In the backdrop of the Allahabad High Court’s decision to not grant relief to privately-owned stressed power projects
from the Reserve Bank of India’s (RBI) February 12 order, the government and the central bank are trying to find a solution before the projects go for insolvency proceedings.
A high-level empowered committee headed by Cabinet Secretary PK Sinha will meet on Friday to take a call on issues related to the stressed power assets that the government plans to take up with the central bank.
Moreover, the finance ministry and the RBI are keeping informal channels of communication open and discussing if any sort of compromise can be made by giving an additional 180 days for resolution of some of the power projects.
The government has to take a decision, in consultation with the RBI, before September 11, on whether a formula can be found to solve the vexed issue.
There are three options before the committee, which has representatives from the ministries of railways, finance, power, coal, and key sector lenders.

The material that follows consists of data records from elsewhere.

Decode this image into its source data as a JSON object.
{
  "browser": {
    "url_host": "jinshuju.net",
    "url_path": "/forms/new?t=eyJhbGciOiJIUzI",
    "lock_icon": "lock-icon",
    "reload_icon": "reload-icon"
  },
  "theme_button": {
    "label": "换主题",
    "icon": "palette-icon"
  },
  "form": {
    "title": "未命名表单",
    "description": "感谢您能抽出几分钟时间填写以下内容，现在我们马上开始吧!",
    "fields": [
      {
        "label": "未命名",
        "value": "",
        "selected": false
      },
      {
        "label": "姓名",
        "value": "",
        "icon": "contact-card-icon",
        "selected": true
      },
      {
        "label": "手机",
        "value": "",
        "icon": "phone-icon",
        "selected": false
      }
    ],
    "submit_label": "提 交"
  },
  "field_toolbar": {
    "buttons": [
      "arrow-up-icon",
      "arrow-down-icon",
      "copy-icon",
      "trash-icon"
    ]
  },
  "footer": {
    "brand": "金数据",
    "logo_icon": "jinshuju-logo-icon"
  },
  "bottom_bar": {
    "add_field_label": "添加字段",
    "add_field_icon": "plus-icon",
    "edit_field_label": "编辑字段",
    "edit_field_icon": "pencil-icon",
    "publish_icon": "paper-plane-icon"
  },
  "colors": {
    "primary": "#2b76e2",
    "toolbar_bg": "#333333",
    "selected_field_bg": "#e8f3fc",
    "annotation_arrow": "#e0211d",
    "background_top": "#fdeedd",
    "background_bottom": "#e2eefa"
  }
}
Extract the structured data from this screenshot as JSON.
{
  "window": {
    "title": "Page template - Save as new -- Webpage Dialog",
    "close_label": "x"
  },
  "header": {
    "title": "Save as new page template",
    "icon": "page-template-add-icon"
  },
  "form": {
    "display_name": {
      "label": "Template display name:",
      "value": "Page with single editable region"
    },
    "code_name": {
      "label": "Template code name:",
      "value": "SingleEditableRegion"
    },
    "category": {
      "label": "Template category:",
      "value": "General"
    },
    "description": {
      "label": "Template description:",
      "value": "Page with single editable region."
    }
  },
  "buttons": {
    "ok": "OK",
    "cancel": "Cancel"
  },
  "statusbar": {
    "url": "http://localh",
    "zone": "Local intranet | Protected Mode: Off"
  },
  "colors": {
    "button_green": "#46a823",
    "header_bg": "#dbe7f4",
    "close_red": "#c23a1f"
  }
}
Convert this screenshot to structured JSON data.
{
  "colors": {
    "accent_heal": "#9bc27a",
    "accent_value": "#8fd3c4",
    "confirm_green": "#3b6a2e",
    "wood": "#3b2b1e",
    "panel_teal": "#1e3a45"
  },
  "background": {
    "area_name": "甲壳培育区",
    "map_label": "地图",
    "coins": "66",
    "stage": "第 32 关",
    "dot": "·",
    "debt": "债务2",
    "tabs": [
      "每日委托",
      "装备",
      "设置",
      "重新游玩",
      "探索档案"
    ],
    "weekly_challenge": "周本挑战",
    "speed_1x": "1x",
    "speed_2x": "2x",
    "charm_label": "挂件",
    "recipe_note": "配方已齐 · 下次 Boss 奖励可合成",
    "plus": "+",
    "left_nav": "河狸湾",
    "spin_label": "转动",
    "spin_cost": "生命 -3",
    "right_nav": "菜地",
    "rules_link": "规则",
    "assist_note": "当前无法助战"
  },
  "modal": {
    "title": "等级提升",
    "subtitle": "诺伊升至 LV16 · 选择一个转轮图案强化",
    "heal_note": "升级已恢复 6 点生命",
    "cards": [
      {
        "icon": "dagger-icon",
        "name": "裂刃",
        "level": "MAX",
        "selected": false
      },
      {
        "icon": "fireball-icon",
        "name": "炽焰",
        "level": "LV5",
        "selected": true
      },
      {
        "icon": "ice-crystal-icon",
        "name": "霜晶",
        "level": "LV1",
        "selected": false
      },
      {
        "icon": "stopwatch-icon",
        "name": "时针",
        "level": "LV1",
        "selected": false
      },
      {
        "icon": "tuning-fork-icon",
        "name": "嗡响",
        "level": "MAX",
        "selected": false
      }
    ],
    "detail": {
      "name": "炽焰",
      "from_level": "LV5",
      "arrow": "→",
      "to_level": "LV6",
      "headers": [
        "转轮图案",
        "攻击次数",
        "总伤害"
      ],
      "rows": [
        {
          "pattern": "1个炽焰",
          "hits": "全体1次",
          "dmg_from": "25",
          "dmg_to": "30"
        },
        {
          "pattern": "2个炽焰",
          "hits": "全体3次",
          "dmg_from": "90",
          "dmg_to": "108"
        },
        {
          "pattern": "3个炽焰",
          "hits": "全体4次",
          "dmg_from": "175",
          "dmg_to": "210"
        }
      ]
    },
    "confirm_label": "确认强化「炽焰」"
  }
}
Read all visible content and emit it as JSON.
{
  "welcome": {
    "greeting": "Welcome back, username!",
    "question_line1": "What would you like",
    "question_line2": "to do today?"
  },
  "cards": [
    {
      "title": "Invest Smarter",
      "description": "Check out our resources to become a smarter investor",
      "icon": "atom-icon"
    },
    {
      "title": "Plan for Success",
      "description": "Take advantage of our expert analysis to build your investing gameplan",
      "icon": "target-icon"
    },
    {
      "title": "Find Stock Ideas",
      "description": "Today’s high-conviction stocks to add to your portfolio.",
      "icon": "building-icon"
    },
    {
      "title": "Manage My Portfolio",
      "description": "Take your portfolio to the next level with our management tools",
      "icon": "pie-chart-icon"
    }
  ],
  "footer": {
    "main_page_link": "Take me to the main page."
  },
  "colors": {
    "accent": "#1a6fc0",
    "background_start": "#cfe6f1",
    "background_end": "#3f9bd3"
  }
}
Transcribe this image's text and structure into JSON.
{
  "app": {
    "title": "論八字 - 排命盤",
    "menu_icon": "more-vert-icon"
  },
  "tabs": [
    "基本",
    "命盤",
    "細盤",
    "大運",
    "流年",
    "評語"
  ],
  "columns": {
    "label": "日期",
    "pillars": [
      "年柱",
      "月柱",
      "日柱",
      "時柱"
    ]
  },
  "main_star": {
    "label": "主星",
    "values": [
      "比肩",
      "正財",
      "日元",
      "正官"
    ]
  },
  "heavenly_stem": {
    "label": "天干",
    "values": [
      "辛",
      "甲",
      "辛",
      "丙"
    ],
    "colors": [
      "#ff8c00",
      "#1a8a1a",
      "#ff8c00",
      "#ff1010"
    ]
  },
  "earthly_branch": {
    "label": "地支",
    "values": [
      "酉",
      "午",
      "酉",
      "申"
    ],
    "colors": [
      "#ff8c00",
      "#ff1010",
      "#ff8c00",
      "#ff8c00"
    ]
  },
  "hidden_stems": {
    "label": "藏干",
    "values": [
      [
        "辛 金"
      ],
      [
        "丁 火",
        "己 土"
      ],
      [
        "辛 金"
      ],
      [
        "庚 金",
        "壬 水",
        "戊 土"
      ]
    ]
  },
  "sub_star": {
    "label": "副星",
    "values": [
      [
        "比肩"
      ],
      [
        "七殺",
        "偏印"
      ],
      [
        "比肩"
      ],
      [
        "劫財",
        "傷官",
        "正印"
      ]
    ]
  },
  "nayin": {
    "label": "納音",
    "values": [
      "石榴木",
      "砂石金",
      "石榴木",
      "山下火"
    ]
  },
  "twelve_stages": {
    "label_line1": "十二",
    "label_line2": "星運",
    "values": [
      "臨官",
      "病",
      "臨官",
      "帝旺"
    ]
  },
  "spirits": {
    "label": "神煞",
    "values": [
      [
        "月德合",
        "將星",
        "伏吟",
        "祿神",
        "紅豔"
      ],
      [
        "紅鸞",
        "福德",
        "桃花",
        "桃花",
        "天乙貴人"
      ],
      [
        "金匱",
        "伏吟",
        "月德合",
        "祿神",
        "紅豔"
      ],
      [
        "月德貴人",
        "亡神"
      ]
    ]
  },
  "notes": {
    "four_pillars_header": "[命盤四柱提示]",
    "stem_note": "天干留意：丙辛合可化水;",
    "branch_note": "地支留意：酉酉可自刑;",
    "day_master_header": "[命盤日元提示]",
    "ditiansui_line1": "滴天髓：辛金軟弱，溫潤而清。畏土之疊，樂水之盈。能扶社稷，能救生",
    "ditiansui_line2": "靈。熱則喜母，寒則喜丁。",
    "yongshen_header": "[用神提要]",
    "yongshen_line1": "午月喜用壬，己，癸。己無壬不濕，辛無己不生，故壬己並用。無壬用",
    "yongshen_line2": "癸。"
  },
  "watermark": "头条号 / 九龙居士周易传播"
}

One is to let all the 34 stressed assets
with a cumulative debt of Rs 1.74 trillion go for insolvency proceedings and therefore liquidation.
The second is whether the government is in favour of giving an unprecedented directive to the RBI for giving an additional 180 days for resolution of eight thermal power projects
commissioned before the contentious circular is issued by the banking regulator on February 12.
According to Section 7 of the RBI Act
1934, the central government may issue directions to the RBI which are binding in nature as it may “consider necessary in public interest” after consultation with the RBI governor.
The third thought process within the government is that issuing directions to the RBI may not solve any purpose if sectoral issues in the power sector are not addressed.
Business Standard has learnt from senior government sources that the political leadership is categorically against giving any order or directive to the central bank under Section 7. “There is no precedent for this and there is a reason for that. Invoking Section 7 is a slippery slope for any government, as it sets the marker for interference in the financial regulator’s functioning,” said an official.
A second official added that the law per se is not clear if it relates to the government’s directions only to the management of the RBI or policy decisions as well, which is what the February 12 circular comes under.
In its case to the high court, the government had asked for an additional 180 days to resolve the stressed power assets that have a total capacity of 12,000 megawatts.
However, the RBI had strongly contested against giving any sector-specific relaxation on its February 12 circular. It had given a 180-day deadline, beginning March 1, to banks for finalising a resolution plan in case of default on assets above Rs 20 billion or face insolvency proceedings.
Government officials are optimistic that the RBI may now agree to some relaxations in light of the court’s observation.
The high court, in its order on Monday, observed that it would be appropriate for the “central government to step in” and decide if it wants to issue directions to the RBI, according to Section 7 of the RBI Act.